By Steve Weinstein
By Bryan Bierman
By Lindsey Rhoades
By Chaz Kangas
By Ben Westhoff and Sarah Purkrabek
By Jena Ardell
By Jesse Sendejas Jr.
By Katherine Turman
Mindlessly, she continued turning slices in the pan, for good measure mixing in one of the dozens of Polaroids stretched out nearbythis one a shot of her taken a few minutes agothen accidentally dropping the hot, greasy picture onto her thigh. Ignoring the good-natured jeers from her counterparts across the room to turn off the griddle, it wasn't until David Ford swept through and called out the same request that she sprang into action.
A Kansas City, Missouri, artist well-known for his political public performances, Ford flew 24 members of his entourage to New York last weekend to participate in Maximon, a "public audience" with the aforementioned deity. Also known as Hermano San Simon, the spirit is traditionally maintained throughout the year with offerings of tobacco, liquor, music, flowers, and incense, and is said to serve as a redemptive or protective source for the prostitutes and gang members of Guatemala. (He's also said to symbolize male sexual powerhis darker aspects lead devotees to carefully guard his visage from public view for fear that his sexuality may run rampant. Um, bring it!) Participants in Friday night's Williamsburg showthe first here after years of the celebration in KCwere instructed to bring evidence of their vices: These gifts to Maximon supposedly "guaranteed redemption for the artists and musicians of New York." I brought vodka. Also: receipts from Anthropologie.
"The Mayans had these 'backward days' in their calendar," explains Ford. "Maybe you gambled a little too much throughout the year, maybe you had too much to drinkwhatever. Maximon is the guard of those backward days, and offers the opportunity to reflect on and celebrate those faults and attributes in a communal way. It's not moralistic. . . . It's just meant to offer a sense of perspective."
That perspective is a jubilant one. This particular tribe of KC bohemianswhom I know from the time I lived therethrives on spectacle. Elaborate costumes and street parties are de rigueur in the cultural neighborhood that Ford helped revitalize; their annual Mardi Gras parade typically brings more bacon, lusty self-indulgence, and the police. On Friday night, dancers wore enormous headdresses with tiny outfits, layers of beads jangling as they moved. Bacon Girl stood near one of the altars with a heavy glass bottle of "moonshine"; you were meant to spit a mouthful on the maquette, then take an equal swig for yourself. And among those who traveled for the show, many were members of Snuff Jazz, a free-jazz trio, and Dirty Force Brass Knuckle Street Band and Soul Revue, a very spirited deconstructionist marching band.
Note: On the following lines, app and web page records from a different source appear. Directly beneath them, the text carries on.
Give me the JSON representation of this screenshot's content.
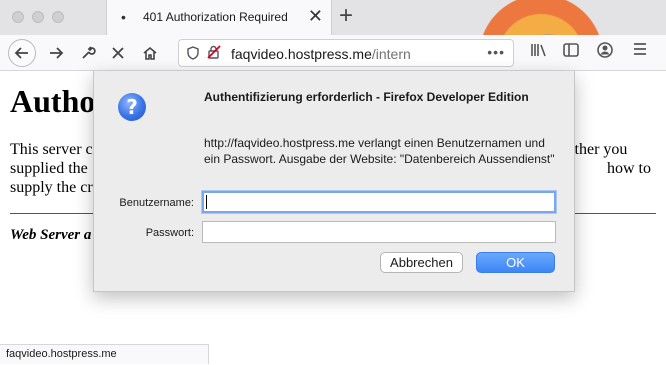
{
  "browser": {
    "tab": {
      "title": "401 Authorization Required",
      "loading_indicator": "•",
      "close_glyph": "✕"
    },
    "new_tab_glyph": "+",
    "url": {
      "host": "faqvideo.hostpress.me",
      "path": "/intern"
    },
    "page_actions_glyph": "•••",
    "status_text": "faqvideo.hostpress.me"
  },
  "page": {
    "heading": "Authorization Required",
    "line1_left": "This server c",
    "line1_right": "either you",
    "line2_left": "supplied the",
    "line2_right": "how to",
    "line3_left": "supply the cr",
    "address_left": "Web Server a"
  },
  "dialog": {
    "title": "Authentifizierung erforderlich - Firefox Developer Edition",
    "message": "http://faqvideo.hostpress.me verlangt einen Benutzernamen und ein Passwort. Ausgabe der Website: \"Datenbereich Aussendienst\"",
    "username_label": "Benutzername:",
    "password_label": "Passwort:",
    "username_value": "",
    "password_value": "",
    "cancel_label": "Abbrechen",
    "ok_label": "OK",
    "icon": "question-icon"
  },
  "colors": {
    "accent": "#3c86f5",
    "insecure": "#d70022"
  }
}
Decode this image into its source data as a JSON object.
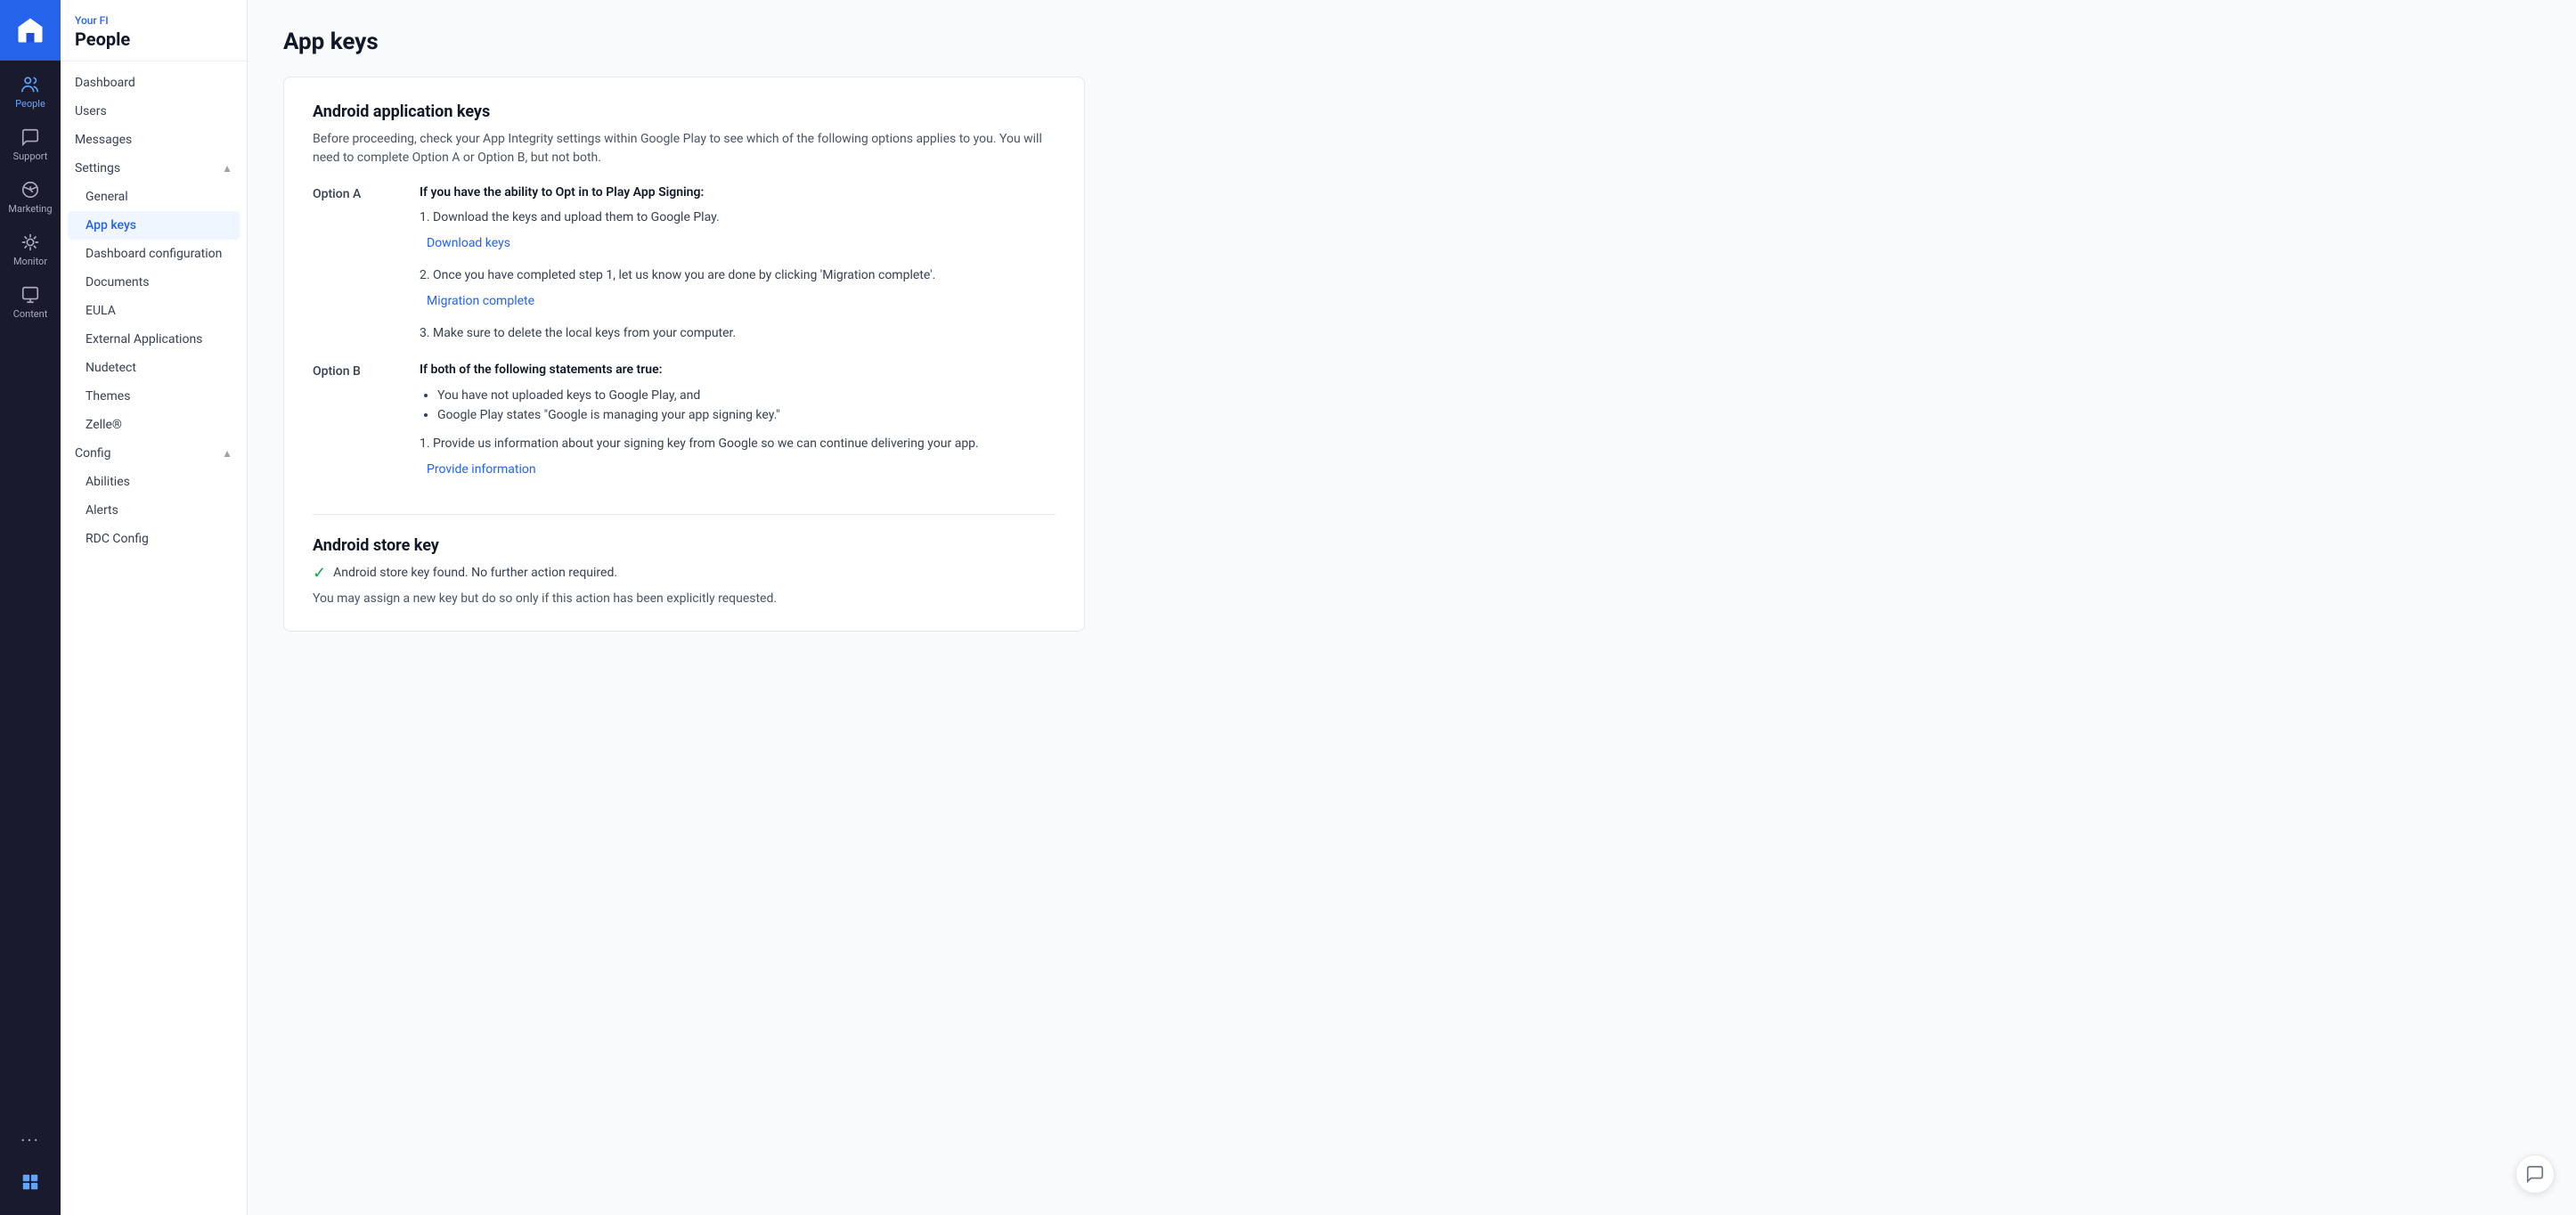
{
  "iconBar": {
    "logo": "building-icon",
    "items": [
      {
        "id": "people",
        "label": "People",
        "active": true
      },
      {
        "id": "support",
        "label": "Support",
        "active": false
      },
      {
        "id": "marketing",
        "label": "Marketing",
        "active": false
      },
      {
        "id": "monitor",
        "label": "Monitor",
        "active": false
      },
      {
        "id": "content",
        "label": "Content",
        "active": false
      }
    ],
    "bottomItems": [
      {
        "id": "more",
        "label": "..."
      },
      {
        "id": "puzzle",
        "label": ""
      }
    ]
  },
  "sidebar": {
    "fiLabel": "Your FI",
    "title": "People",
    "navItems": [
      {
        "id": "dashboard",
        "label": "Dashboard",
        "active": false
      },
      {
        "id": "users",
        "label": "Users",
        "active": false
      },
      {
        "id": "messages",
        "label": "Messages",
        "active": false
      }
    ],
    "settingsSection": {
      "label": "Settings",
      "expanded": true,
      "subItems": [
        {
          "id": "general",
          "label": "General",
          "active": false
        },
        {
          "id": "app-keys",
          "label": "App keys",
          "active": true
        },
        {
          "id": "dashboard-configuration",
          "label": "Dashboard configuration",
          "active": false
        },
        {
          "id": "documents",
          "label": "Documents",
          "active": false
        },
        {
          "id": "eula",
          "label": "EULA",
          "active": false
        },
        {
          "id": "external-applications",
          "label": "External Applications",
          "active": false
        },
        {
          "id": "nudetect",
          "label": "Nudetect",
          "active": false
        },
        {
          "id": "themes",
          "label": "Themes",
          "active": false
        },
        {
          "id": "zelle",
          "label": "Zelle®",
          "active": false
        }
      ]
    },
    "configSection": {
      "label": "Config",
      "expanded": true,
      "subItems": [
        {
          "id": "abilities",
          "label": "Abilities",
          "active": false
        },
        {
          "id": "alerts",
          "label": "Alerts",
          "active": false
        },
        {
          "id": "rdc-config",
          "label": "RDC Config",
          "active": false
        }
      ]
    }
  },
  "page": {
    "title": "App keys",
    "androidSection": {
      "title": "Android application keys",
      "description": "Before proceeding, check your App Integrity settings within Google Play to see which of the following options applies to you. You will need to complete Option A or Option B, but not both.",
      "optionA": {
        "label": "Option A",
        "heading": "If you have the ability to Opt in to Play App Signing:",
        "steps": [
          {
            "number": "1.",
            "text": "Download the keys and upload them to Google Play.",
            "linkText": "Download keys",
            "linkId": "download-keys"
          },
          {
            "number": "2.",
            "text": "Once you have completed step 1, let us know you are done by clicking 'Migration complete'.",
            "linkText": "Migration complete",
            "linkId": "migration-complete"
          },
          {
            "number": "3.",
            "text": "Make sure to delete the local keys from your computer.",
            "linkText": null
          }
        ]
      },
      "optionB": {
        "label": "Option B",
        "heading": "If both of the following statements are true:",
        "bullets": [
          "You have not uploaded keys to Google Play, and",
          "Google Play states \"Google is managing your app signing key.\""
        ],
        "steps": [
          {
            "number": "1.",
            "text": "Provide us information about your signing key from Google so we can continue delivering your app.",
            "linkText": "Provide information",
            "linkId": "provide-information"
          }
        ]
      }
    },
    "androidStoreSection": {
      "title": "Android store key",
      "successText": "Android store key found. No further action required.",
      "additionalText": "You may assign a new key but do so only if this action has been explicitly requested."
    }
  }
}
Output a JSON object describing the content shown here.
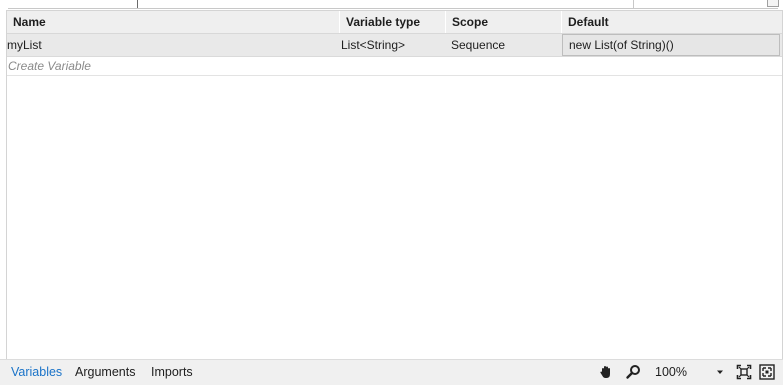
{
  "grid": {
    "headers": {
      "name": "Name",
      "variable_type": "Variable type",
      "scope": "Scope",
      "default": "Default"
    },
    "rows": [
      {
        "name": "myList",
        "variable_type": "List<String>",
        "scope": "Sequence",
        "default": "new List(of String)()"
      }
    ],
    "create_variable_label": "Create Variable"
  },
  "bottom_bar": {
    "tabs": [
      {
        "label": "Variables",
        "active": true
      },
      {
        "label": "Arguments",
        "active": false
      },
      {
        "label": "Imports",
        "active": false
      }
    ],
    "zoom_level": "100%",
    "icons": {
      "pan": "hand-icon",
      "zoom": "magnifier-icon",
      "zoom_dropdown": "chevron-down-icon",
      "fit": "fit-to-screen-icon",
      "overview": "overview-icon"
    }
  },
  "colors": {
    "active_tab": "#1a73c8",
    "header_bg": "#efefef",
    "row_bg": "#e9e9e9",
    "placeholder_text": "#8a8a8a"
  }
}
Shit gets loud.
The idea grew out of Ford's travels to Central America, where he encountered Maximon for the first time. "I was having a more meaningful relationship with sculpture there than I was in the gallery scene here at the time. I mean, there's this sculpture, and it has to be watched and kept fed and taken care of at all times. There's always food and drink and fresh flowers and cigarettes, and the people responsible for it begin to form this elaborate frame of diligence really difficult diligence. It sounds great to drink and smoke all day, but after a few weeks, you know . . ." He trails off, laughing.
"So I just started thinking about thatnot in a religious way, but as an aesthetic," he continues. "I wanted to do a passion play, a religious re-enactment, because art is my act of faith."
He received funding in 2001 from the Charlotte Street Foundation, an organization there dedicated to the support of visual arts; since then, "The Saint" has become something of a private tradition in Kansas City. Six years later, Ford was invited to stage Maximon at Jack the Pelican Presents, an attempt to replicate the sense of familiarity that's become a given in the Midwest. "In KC, there's such a plethora of space and this super-furtive underground ... we'd have these celebrations in flooded caves and abandoned warehouses, where you'd find out an hour beforehand where to go and then have to be picked up, etc.," he says. "For this, it had to be repackaged, obviously. But I'm really happy with the result."
He recalls a moment Friday night when the Saint was "fully activated," in his words, and he wanted to snap a photo. "But there were about six photographers separating me from the Saint," he recalls. "Those layers are what I find fascinatingthe point at which people realize, or don't realize, they're a part of something, especially in such a saturated environment. When you're working with all five senses, there's inevitably a residue left, and something becomes very personal even when the presentation is a public, non-personal setting. I really dig that."